“A newspaper story does have a type of formula,” I said. “Every story has a ‘lede sentence’ and, what we call a ‘nut graph.’”
The lede sentence is the first sentence of a story. It hooks a reader and pulls them in, I said.
The second paragraph is called the nut graph and typically contains information about why the story is important.
Once your story is complete, it is time to hand it over to an editor.
You can think you wrote the most spectacular story ever, but when an editor begins to dissect it and pull it apart sentence-by-sentence, word-by-word, it can be more like a horror show.
“The most important thing to keep in mind is that the editor is not trying to make you feel bad about your work, but is trying to teach you how to be a better writer,” I said.
A few years ago, my editor Dan Burnett identified one of my problem areas.
I developed a comma addiction.
“I had them everywhere,” I said. “They were like confetti and were sprinkled throughout my stories.”
I think I saw some of the kids crack a smile at that admission.
I learned how to master my problem, but still keep an eye out for those troublesome commas.
I shared another personal story with the teens.
“I remember being an intern for the Times Leader and I would be sent to cover local municipal meetings,” I said. “I think it was Kingston Borough, and I tried to take good notes. I tried to write down almost everything that was said.”
I felt confident as I entered the newsroom to write the story — until the night editor took my notebook out of my hand and asked me what happened at the meeting.
“I responded, it is in my notes,” I said.
He was not buying my excuse.
“He let me stumble over my words and somewhere between the uhs and ums, I must have said something right because I remember he gave me back my notebook and said, ‘Good.

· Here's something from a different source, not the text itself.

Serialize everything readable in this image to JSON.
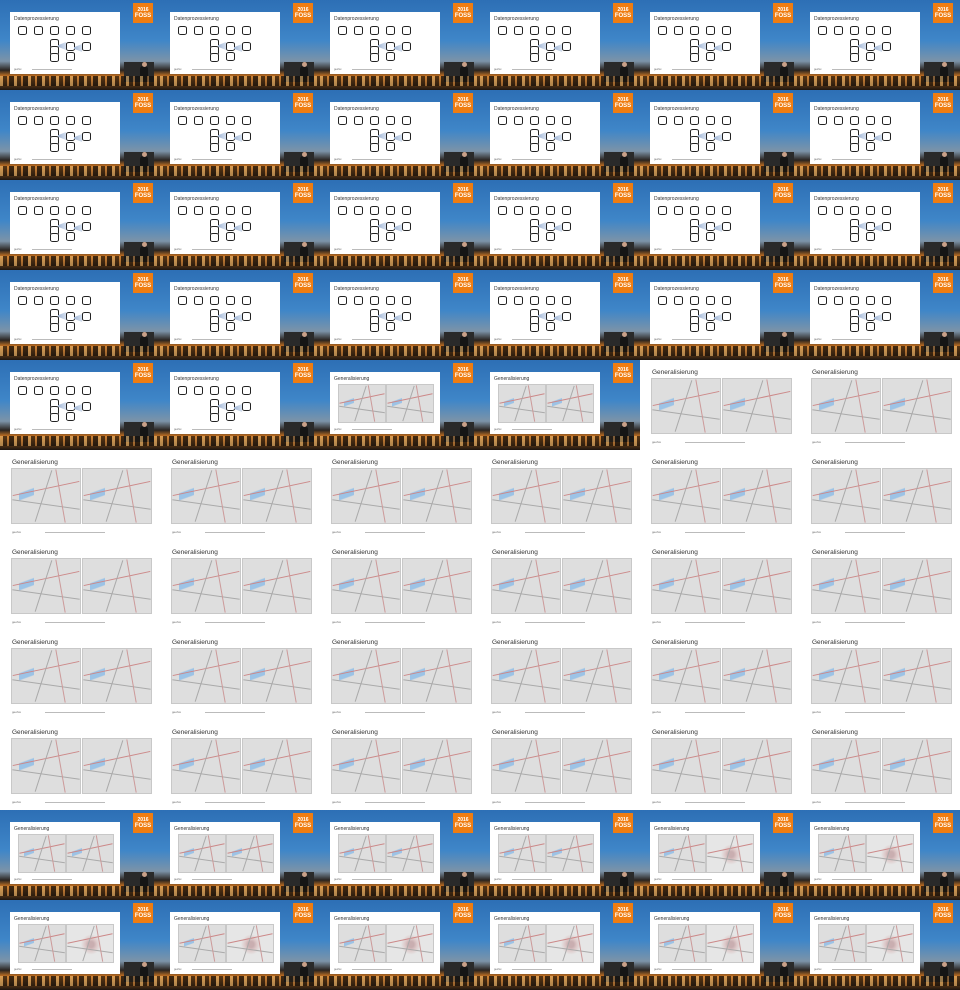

Write that.’”
“That editor still haunts my mind and, when I cover a meeting, I think, ‘What is the most important thing that happened”’”
By placing the critical aspect of a story near the beginning, you are laying the groundwork to write tightly, which is essential for newspapers.
Newspaper stories have to fit on pages, and sometimes page space is limited. I opened a Dallas Post to show how stories are placed around advertisements.
“Newspaper stories are measured by word count,” I said. “It is important to write condensed, which means no extra words such as ‘in the meantime,’ however,’ by the way,’” I said.
The most important details of a story should be placed near the top in case the bottom paragraphs are cut due to page space requirements, I said.
“When I worked in television, stories are measured by time, seconds. You would be surprised how much information you can give in several seconds.”
Q and A
When I opened the discussion for questions, the kids did not have much to say, but Jennifer Perch, children’s librarian at the library asked what is a typical day for a reporter.
My day is different than say, the Times Leader Crime Reporter Ed Lewis or Patrick Kernan, who covers the Luzerne County Court System.
“Their days can change in a minute,” I said. “As a community news reporter, my days are organized around when my sources are available to meet with me.
“Sometimes people can only meet with me at 7:30 a.m., so I make myself available,” I added. “That same day, I may also have a school board meeting at 7 p.m. so I may take a break in the middle of the day. Keep in mind, night meetings could last an hour or longer, but then you still need to write the story before deadline, which varies between 10 to 11 p.m.”
“What kind of jobs are at a newspaper?” Perch asked.
There are a variety of jobs at a newspaper, I answered. Besides reporters and editors, we have photographers, who also record video, digital design to make our web pages look fresh, page designers to create what you see on the newsstand every day, advertising representatives, classified advertising representatives, delivery drivers, press operators and much more.
If this field appeals to you, I strongly suggest getting involved in your school newspaper or television club,” I said.
“If you are homeschooled, make a family newspaper,” Times Leader Photographer Sean McKeag said.
“Now is the time to start exploring these interests,” I said.
Reach Eileen Godin at 570-991-6387 or on Twitter @TLNews.